TASK:
Every line of the records below that has the word "time" should be copied.
[[ SUPPLIED RECORDS open ]]
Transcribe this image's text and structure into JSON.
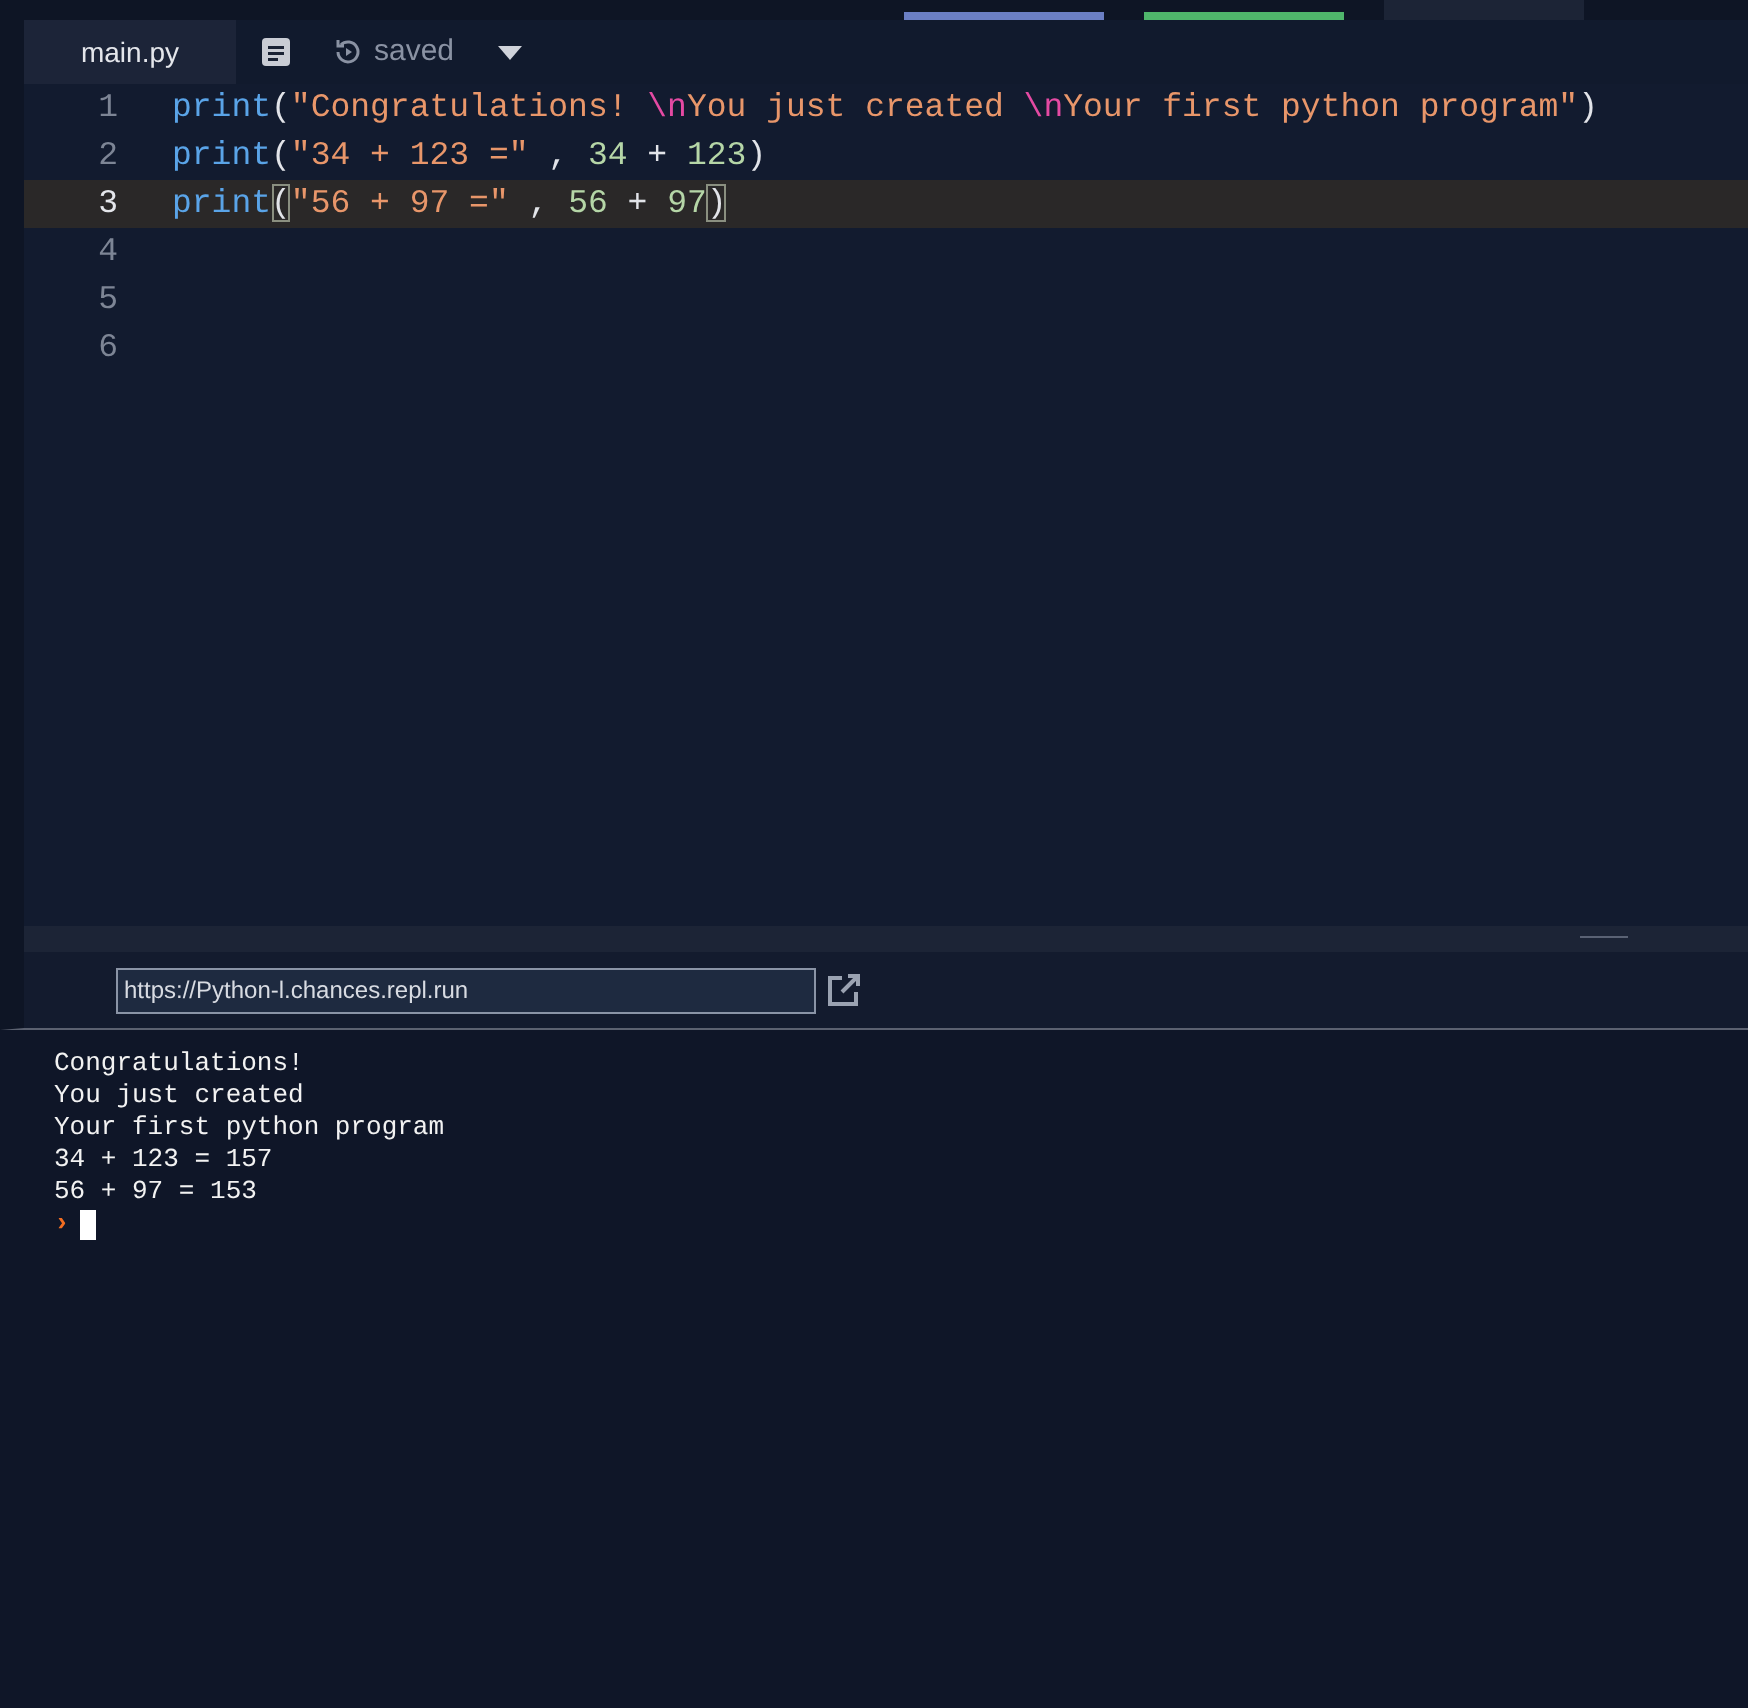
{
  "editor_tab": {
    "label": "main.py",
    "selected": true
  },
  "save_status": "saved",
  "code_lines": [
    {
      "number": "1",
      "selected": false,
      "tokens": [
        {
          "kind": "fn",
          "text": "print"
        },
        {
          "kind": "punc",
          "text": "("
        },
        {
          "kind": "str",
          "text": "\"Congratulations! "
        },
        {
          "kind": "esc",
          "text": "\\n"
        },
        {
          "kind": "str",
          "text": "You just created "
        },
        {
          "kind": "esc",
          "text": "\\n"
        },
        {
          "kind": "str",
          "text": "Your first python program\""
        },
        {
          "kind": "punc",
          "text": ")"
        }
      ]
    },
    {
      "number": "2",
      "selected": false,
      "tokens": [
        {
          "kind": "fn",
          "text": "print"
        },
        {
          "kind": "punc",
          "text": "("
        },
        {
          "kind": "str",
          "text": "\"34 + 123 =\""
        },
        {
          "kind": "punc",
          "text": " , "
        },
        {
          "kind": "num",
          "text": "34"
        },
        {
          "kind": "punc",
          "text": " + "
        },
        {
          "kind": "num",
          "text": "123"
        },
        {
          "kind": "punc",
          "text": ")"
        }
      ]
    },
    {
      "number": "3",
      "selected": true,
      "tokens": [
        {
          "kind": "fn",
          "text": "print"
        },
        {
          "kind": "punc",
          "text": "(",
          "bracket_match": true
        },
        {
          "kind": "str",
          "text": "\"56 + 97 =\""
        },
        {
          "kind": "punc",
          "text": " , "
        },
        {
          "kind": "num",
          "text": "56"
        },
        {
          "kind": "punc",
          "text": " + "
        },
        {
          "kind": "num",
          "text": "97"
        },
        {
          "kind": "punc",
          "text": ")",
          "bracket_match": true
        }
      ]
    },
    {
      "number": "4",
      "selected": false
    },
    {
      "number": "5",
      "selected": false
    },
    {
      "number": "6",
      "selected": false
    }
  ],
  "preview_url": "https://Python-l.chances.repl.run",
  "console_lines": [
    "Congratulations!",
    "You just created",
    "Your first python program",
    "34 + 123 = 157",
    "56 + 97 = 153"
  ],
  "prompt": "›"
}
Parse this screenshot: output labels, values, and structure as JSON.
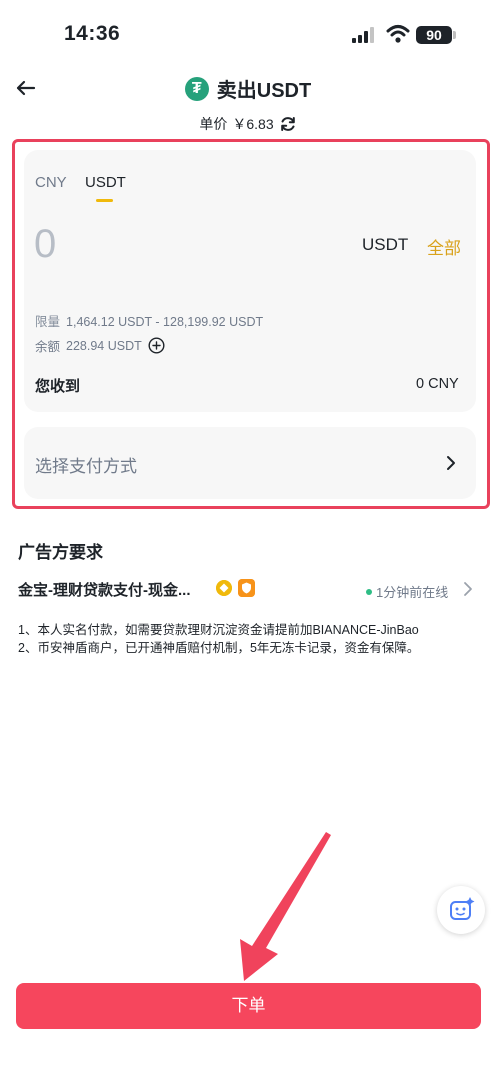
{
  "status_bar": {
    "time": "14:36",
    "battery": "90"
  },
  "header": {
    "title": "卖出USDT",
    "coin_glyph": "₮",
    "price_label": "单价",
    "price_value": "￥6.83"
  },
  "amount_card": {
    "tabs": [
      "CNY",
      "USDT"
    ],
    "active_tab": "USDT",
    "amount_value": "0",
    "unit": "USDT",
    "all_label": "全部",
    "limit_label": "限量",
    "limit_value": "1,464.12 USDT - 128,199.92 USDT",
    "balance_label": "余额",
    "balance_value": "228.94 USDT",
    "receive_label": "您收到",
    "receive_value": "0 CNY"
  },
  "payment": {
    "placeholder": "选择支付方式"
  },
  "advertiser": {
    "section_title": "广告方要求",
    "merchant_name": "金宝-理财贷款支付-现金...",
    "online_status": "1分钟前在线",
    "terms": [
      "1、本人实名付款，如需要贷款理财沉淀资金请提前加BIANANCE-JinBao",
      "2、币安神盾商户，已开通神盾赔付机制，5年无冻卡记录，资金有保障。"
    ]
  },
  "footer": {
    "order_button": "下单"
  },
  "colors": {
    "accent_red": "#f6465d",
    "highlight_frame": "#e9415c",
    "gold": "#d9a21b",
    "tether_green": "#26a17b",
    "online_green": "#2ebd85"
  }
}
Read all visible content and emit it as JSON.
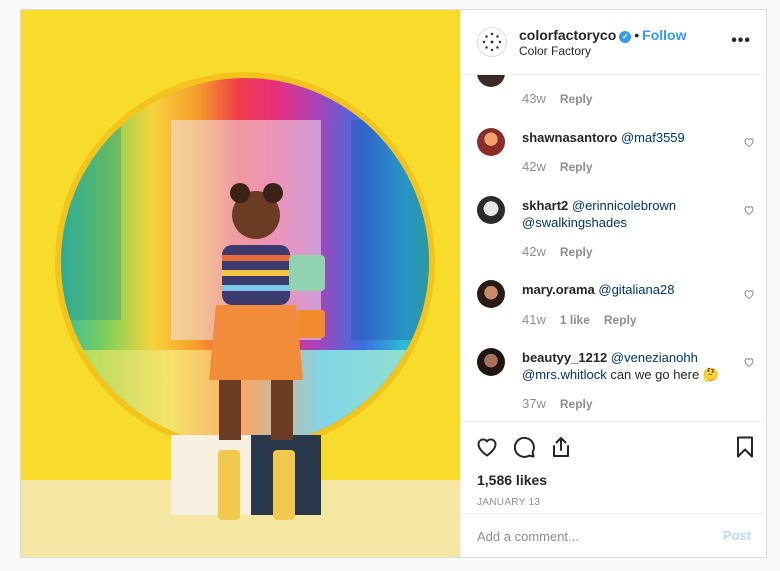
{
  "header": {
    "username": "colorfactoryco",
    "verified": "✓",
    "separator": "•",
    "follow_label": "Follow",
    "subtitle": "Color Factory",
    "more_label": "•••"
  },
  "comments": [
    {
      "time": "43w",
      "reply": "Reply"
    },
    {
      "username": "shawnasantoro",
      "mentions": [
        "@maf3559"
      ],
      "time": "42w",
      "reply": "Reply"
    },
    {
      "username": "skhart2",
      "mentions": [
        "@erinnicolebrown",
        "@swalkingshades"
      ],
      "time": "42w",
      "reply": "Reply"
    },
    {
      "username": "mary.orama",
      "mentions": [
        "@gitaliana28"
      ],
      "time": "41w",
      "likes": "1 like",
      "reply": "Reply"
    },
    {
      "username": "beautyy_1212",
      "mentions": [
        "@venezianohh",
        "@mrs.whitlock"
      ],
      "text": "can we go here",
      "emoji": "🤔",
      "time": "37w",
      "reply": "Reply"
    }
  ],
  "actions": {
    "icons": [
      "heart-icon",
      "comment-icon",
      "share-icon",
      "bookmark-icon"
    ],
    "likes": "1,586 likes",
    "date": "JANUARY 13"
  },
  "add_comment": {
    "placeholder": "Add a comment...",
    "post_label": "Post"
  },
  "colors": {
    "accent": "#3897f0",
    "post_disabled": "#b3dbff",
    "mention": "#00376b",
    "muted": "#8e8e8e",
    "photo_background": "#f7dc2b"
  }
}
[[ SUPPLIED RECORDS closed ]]
OUTPUT OF THE EXERCISE:
    "time": "14:36",
      "time": "43w",
      "time": "42w",
      "time": "42w",
      "time": "41w",
      "time": "37w",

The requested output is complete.